The restaurant culture’s version of this is touting local sourcing (or just sourcing) of menu ingredients, with the haughty sniff that if you won’t go to these places and pay their rather steep prices, you not only don’t care about your own health, you also don’t care about the health of local food producers. Will nobody think of the baby eggplant! That the food may be grossly overpriced, taste like Fresno, and be served in a desultory and arrogant manner doesn’t seem to register.
The point here is that paranoia is profitable. The neurotic obsession with being opposed to the operations of the food industry (which, when you get right down to it, is the real complaint) which manifests itself in specific health claims about the presence or absence of certain qualities in food items (it is organic, it does not contain HFCS, etc.) simply creates a new market segment to sell to. A few strident wackos on the fringe may refuse to buy these products, but most consumers will simply go as far up market as their wallets will allow and will buy the most exclusive, expensive and (seemingly) “healthy” product they can find – whether it’s Ralphs Simple Truth brand canned beans or a locally produced raw milk cheese that possesses the “terroir” of the creamery that produced it. Identifying the general market of paranoia and confusion of media “health” claims with actual science creates new profit opportunities. This new market then gets segmented base on consumer profiles and shopping use cases. The food industry will sell us the food that will save us from the evils of the food industry.

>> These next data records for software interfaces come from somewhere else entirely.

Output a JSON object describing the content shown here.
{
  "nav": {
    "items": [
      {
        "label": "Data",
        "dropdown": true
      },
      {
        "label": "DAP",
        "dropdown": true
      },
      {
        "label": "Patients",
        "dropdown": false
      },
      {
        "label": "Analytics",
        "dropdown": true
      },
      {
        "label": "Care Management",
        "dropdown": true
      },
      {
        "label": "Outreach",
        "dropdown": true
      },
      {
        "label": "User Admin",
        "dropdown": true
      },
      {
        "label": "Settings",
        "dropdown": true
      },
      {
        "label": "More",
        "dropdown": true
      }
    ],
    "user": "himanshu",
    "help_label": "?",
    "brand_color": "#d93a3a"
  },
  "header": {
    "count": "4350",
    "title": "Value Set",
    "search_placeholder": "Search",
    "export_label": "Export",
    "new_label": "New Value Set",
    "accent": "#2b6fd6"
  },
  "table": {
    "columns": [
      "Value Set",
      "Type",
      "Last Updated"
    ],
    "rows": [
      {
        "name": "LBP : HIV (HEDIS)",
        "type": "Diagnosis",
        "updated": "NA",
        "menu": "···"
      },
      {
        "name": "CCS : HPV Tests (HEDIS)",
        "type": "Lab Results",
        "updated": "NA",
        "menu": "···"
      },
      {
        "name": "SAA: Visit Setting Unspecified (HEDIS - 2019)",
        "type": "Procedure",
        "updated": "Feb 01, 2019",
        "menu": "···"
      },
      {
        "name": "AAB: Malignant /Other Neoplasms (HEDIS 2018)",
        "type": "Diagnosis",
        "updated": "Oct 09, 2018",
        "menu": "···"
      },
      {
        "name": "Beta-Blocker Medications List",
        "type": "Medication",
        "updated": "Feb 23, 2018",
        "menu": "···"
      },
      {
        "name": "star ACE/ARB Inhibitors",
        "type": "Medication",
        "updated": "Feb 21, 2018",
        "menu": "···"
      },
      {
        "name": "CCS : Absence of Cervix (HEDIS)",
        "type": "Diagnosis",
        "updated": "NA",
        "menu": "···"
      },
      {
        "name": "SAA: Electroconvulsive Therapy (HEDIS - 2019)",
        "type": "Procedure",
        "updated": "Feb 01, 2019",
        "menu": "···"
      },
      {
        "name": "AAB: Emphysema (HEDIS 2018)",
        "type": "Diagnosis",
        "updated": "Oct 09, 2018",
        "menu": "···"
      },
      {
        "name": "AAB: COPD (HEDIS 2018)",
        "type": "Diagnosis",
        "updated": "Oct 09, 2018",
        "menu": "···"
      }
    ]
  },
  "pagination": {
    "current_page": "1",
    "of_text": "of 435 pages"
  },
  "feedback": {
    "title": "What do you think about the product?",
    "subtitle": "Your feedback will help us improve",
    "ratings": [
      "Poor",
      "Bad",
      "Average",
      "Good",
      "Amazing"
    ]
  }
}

As long as you can pay for it, they will sell you whatever you want.